Vascular Plant Morphology
Introduction:

Gymnosperms:

Angiosperms:
     Dicots
     Monocots

Back to Main Page

 

 

 

 

cone1.jpg (150128 bytes)

 

 

 

flower1.jpg (50961 bytes)

flower2.jpg (38965 bytes)rododendron.jpg (138733 bytes)flower4.jpg (44770 bytes)
Introduction:
The morphology of a plant deals with the external structures of a plant.  For example, what kind of root system does the plant have, or how are the leaves arranged along the stem.  Within the basic morphology of a plant one can see many adaptations that have allowed plants to live in terrestrial environments.  Keep in mind as you work your way through this material that the ancestors of plants were algae which lived in aquatic habitats.

Gymnosperms:
Gymnosperms are characterized by the "naked"ovule that is exposed to the air at the time of pollination.  Angiosperms, on the other hand, have ovules that are protected by the carpel wall.  The mature ovule is the seed, whose evolution came about due to heterospory (formation of two different spores).  There are five phyla that make up the Gymnosperms: Pteridospermophyta (seed ferns), Cycadeoidophyta (cycadeoids),  Cycadophyta (cycads),Ginkgophyta (Ginkgo), and Coniferophyta (conifers). 
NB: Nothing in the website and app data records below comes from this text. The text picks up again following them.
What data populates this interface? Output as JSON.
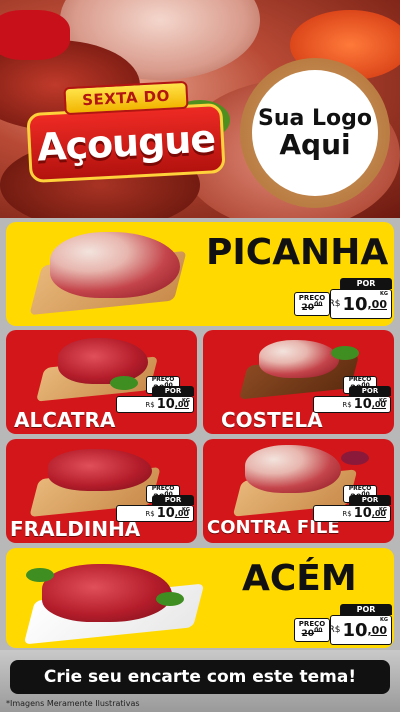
{
  "header": {
    "badge_top": "SEXTA DO",
    "badge_main": "Açougue",
    "logo_line1": "Sua Logo",
    "logo_line2": "Aqui"
  },
  "tag_labels": {
    "por": "POR",
    "preco": "PREÇO",
    "currency": "R$",
    "unit": "KG"
  },
  "products": [
    {
      "name": "PICANHA",
      "old_price_int": "20",
      "old_price_dec": "00",
      "price_int": "10",
      "price_dec": ",00"
    },
    {
      "name": "ALCATRA",
      "old_price_int": "20",
      "old_price_dec": "00",
      "price_int": "10",
      "price_dec": ",00"
    },
    {
      "name": "COSTELA",
      "old_price_int": "20",
      "old_price_dec": "00",
      "price_int": "10",
      "price_dec": ",00"
    },
    {
      "name": "FRALDINHA",
      "old_price_int": "20",
      "old_price_dec": "00",
      "price_int": "10",
      "price_dec": ",00"
    },
    {
      "name": "CONTRA FILÉ",
      "old_price_int": "20",
      "old_price_dec": "00",
      "price_int": "10",
      "price_dec": ",00"
    },
    {
      "name": "ACÉM",
      "old_price_int": "20",
      "old_price_dec": "00",
      "price_int": "10",
      "price_dec": ",00"
    }
  ],
  "footer": {
    "cta": "Crie seu encarte com este tema!",
    "disclaimer": "*Imagens Meramente Ilustrativas"
  },
  "colors": {
    "yellow": "#ffd900",
    "red": "#d31619",
    "black": "#111111"
  }
}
Angiosperms:
Angiosperms are characterized by fruits and flowers.  These are adaptations that function in reproduction and seed dispersal.  There are approximately 275,000 know angiosperm species, which makes this plant group the most diverse and widespread.   The angiosperms are split into two classes: the monocotyledons (monocots) and dicotyledons (dicots).  The monocots are characterized by having a single cotyledon (seed leaf), while the dicots are characterized by having two cotyledons.  There are several other morphological characteristics that are similar to each class which will be described below.

dicot_characteristics.gif (22449 bytes)

monocot_characteristics.gif (19698 bytes)

Dicots:
Dicots can be herbaceous or woody plants.  The vascular bundles in their stems are arranged in in a ring around a small pith.  The vascular cambium produces secondary xylem toward the interior of the stem, and secondary phloem toward the outside of the stem.  Dicot leaves display a netted reticulate venation pattern that can be either palmate or pinnate.  The dicot flower parts will be in multiples of four or five.  The embryo will have two cotyledons.  Some examples of dicots are: magnolias, oaks, beeches, willows, maples, asters, zinnias, marigolds, cacti, jade plant , tomatoes and potatoes, poison ivy, cotton, blueberries, and rhododendrons

 

 

Monocots:
Monocots tend to be herbs, but can occasionally be woody.  The vascular bundles in their stems are scattered.  Their leaves have major veins that run in parallel, and almost always have smooth leaf margins.  The flower parts are fund in multiples of three.  The embryo will have only one cotyledon.  Some examples of monocots are: grasses (wheat, oats, corn, and rice), sedges, lilies, irises, palms, orchids, and bananas.

Back to Main Page